There is not a lot of information out there on bronze clay. When I decided to dive in, I got this book, and as far as I can find, I think it’s the only book on bronze clay. It’s a great guide, yet even this book has a lot left to figure out on your own. I also highly recommend CoolTools, not only do they have the best prices on metal clay, but they have wonderful instructions, videos, and great customer service. Mardel Rein is wonderful to assist in any way she can. She is always adding new tools and tips to the sight.
Bronze Clay is relatively still a new medium, and we are all pioneers in this journey. So I encourage you to play, find out what this can do, let explore together.
I prefer bronze clay (the fast fire version) to copper clay, because it shrinks significantly less. Since I make chunky large beads and focals, this works for me.
I started out using PMC- so in comparison, bronze clay is not as sticky, and doesn’t like to stick to itself. You need to make and use slip. The clay also cracks easily and if those cracks are not fixed prior to firing, they WILL split or break in the kiln as it shrinks. Also- make sure to do as much finishing as possible before firing, since bronze is a hard metal, it’s easier to sand edges before firing them filing them after.
I use a firing vessel made from heavy duty no flake firing foil.

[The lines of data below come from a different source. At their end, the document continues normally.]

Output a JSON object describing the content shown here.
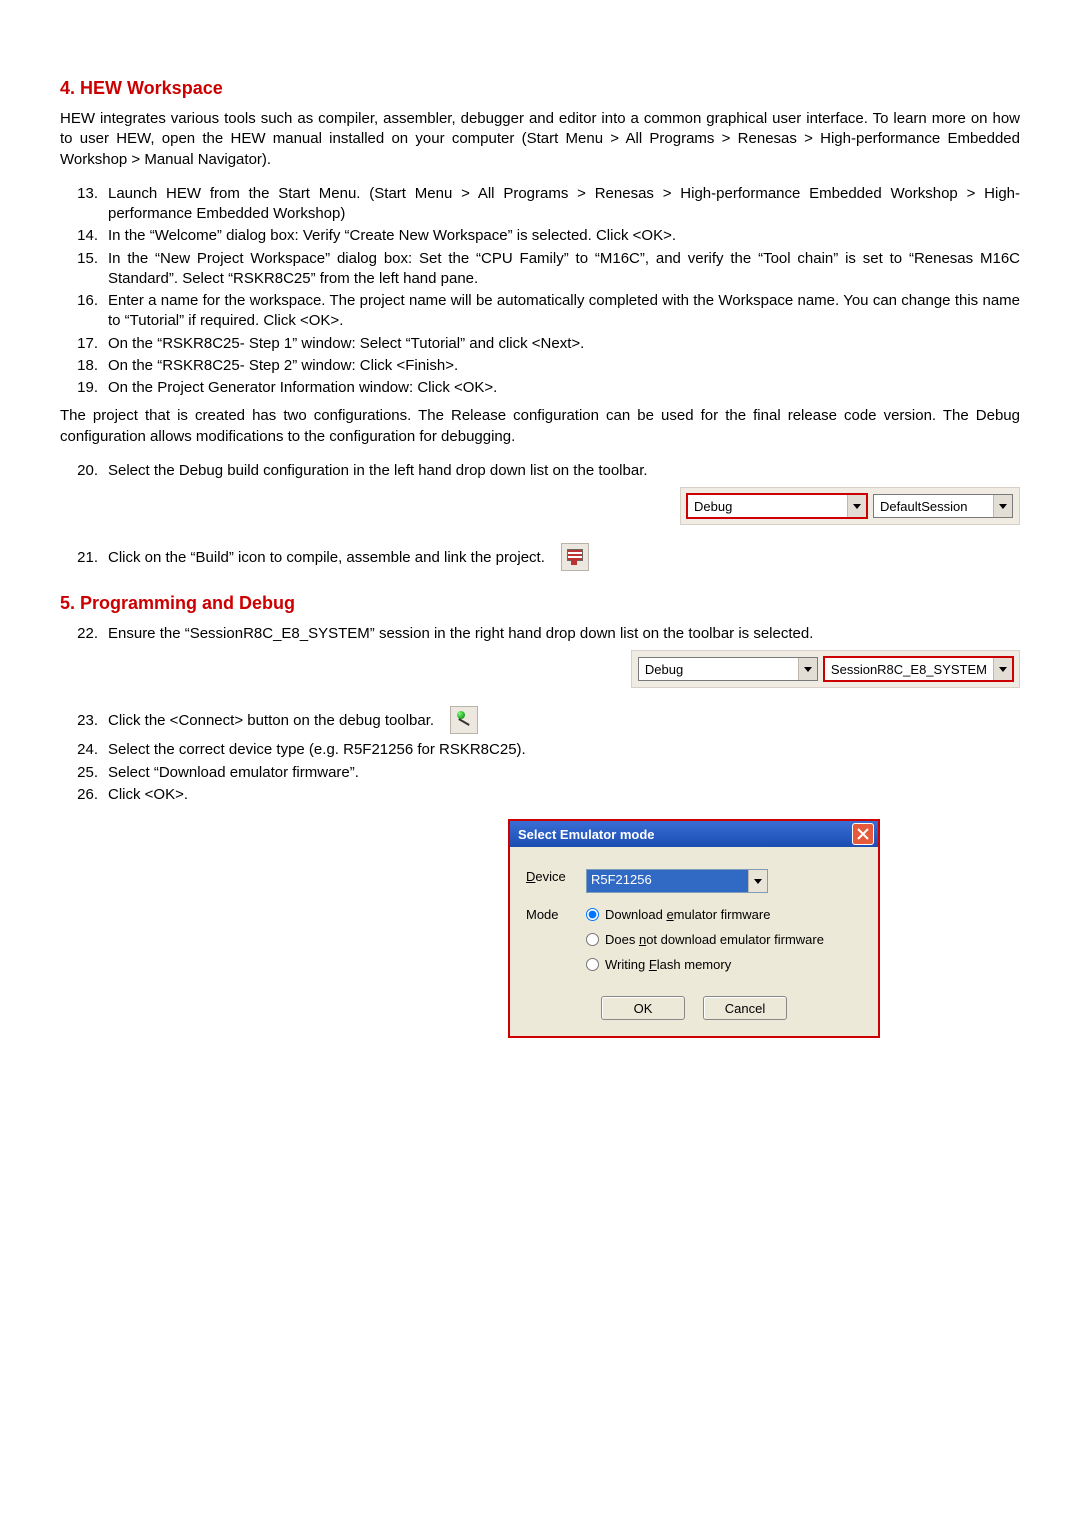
{
  "section4": {
    "heading": "4. HEW Workspace",
    "intro": "HEW integrates various tools such as compiler, assembler, debugger and editor into a common graphical user interface. To learn more on how to user HEW, open the HEW manual installed on your computer (Start Menu > All Programs > Renesas > High-performance Embedded Workshop > Manual Navigator).",
    "steps_a": [
      {
        "n": "13.",
        "t": "Launch HEW from the Start Menu. (Start Menu > All Programs > Renesas > High-performance Embedded Workshop > High-performance Embedded Workshop)"
      },
      {
        "n": "14.",
        "t": "In the “Welcome” dialog box: Verify “Create New Workspace” is selected. Click <OK>."
      },
      {
        "n": "15.",
        "t": "In the “New Project Workspace” dialog box: Set the “CPU Family” to “M16C”, and verify the “Tool chain” is set to “Renesas M16C Standard”. Select “RSKR8C25” from the left hand pane."
      },
      {
        "n": "16.",
        "t": "Enter a name for the workspace. The project name will be automatically completed with the Workspace name. You can change this name to “Tutorial” if required. Click <OK>."
      },
      {
        "n": "17.",
        "t": "On the “RSKR8C25- Step 1” window: Select “Tutorial” and click <Next>."
      },
      {
        "n": "18.",
        "t": "On the “RSKR8C25- Step 2” window: Click <Finish>."
      },
      {
        "n": "19.",
        "t": "On the Project Generator Information window: Click <OK>."
      }
    ],
    "mid": "The project that is created has two configurations. The Release configuration can be used for the final release code version. The Debug configuration allows modifications to the configuration for debugging.",
    "step20": {
      "n": "20.",
      "t": "Select the Debug build configuration in the left hand drop down list on the toolbar."
    },
    "toolbar1": {
      "left": "Debug",
      "right": "DefaultSession"
    },
    "step21": {
      "n": "21.",
      "t": "Click on the “Build” icon to compile, assemble and link the project."
    }
  },
  "section5": {
    "heading": "5. Programming and Debug",
    "step22": {
      "n": "22.",
      "t": "Ensure the “SessionR8C_E8_SYSTEM” session in the right hand drop down list on the toolbar is selected."
    },
    "toolbar2": {
      "left": "Debug",
      "right": "SessionR8C_E8_SYSTEM"
    },
    "step23": {
      "n": "23.",
      "t": "Click the <Connect> button on the debug toolbar."
    },
    "steps_b": [
      {
        "n": "24.",
        "t": "Select the correct device type (e.g. R5F21256 for RSKR8C25)."
      },
      {
        "n": "25.",
        "t": "Select “Download emulator firmware”."
      },
      {
        "n": "26.",
        "t": "Click <OK>."
      }
    ]
  },
  "dialog": {
    "title": "Select Emulator mode",
    "device_label": "Device",
    "device_value": "R5F21256",
    "mode_label": "Mode",
    "opt1_pre": "Download ",
    "opt1_ul": "e",
    "opt1_post": "mulator firmware",
    "opt2_pre": "Does ",
    "opt2_ul": "n",
    "opt2_post": "ot download emulator firmware",
    "opt3_pre": "Writing ",
    "opt3_ul": "F",
    "opt3_post": "lash memory",
    "ok": "OK",
    "cancel": "Cancel"
  }
}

That way I was able to make it the size I wanted. It took me awhile to figure out how much bronze clay I could fire at once and have it all fire evenly. Of course I was trying to fire as much as possible. I have found that 200 grams of fast fire bronze clay fires nicely in my kiln at one time in one vessel. I tried stacking them so I could fire two at once, and just had too many pieces that needed to be redone. So I do one vessel at a time. You can tell if your pieces are fired correctly by banging them with a hammer or trying to bend them after they are fired. They should not crack or crumble. They should react like pure metal.
I also learned to place thicker or larger pieces towards the outside of the firing container, where it is hottest. I leave space empty at the front of my container- the part closest to the door, because that is the coolest part of the kiln.
And last but not least, I LOVE magic carbon for my firing media. I tried all the others, and this is my favorite. The rainbow does not give any sort of consistent effects, so that’s just not for me. Magic carbon gives a nice antique finish. I bronze brush or tumble the pieces to clean them up post firing, and its perfect. Since liver of sulphur won’t antique bronze, this is perfect for the look I wish to achieve.
Please feel free to ask if you have any other questions. This is just an overview with tips. There is a lot of wonderful information here on the Cool Tools learning center.
Anyone else have tips they would like to share?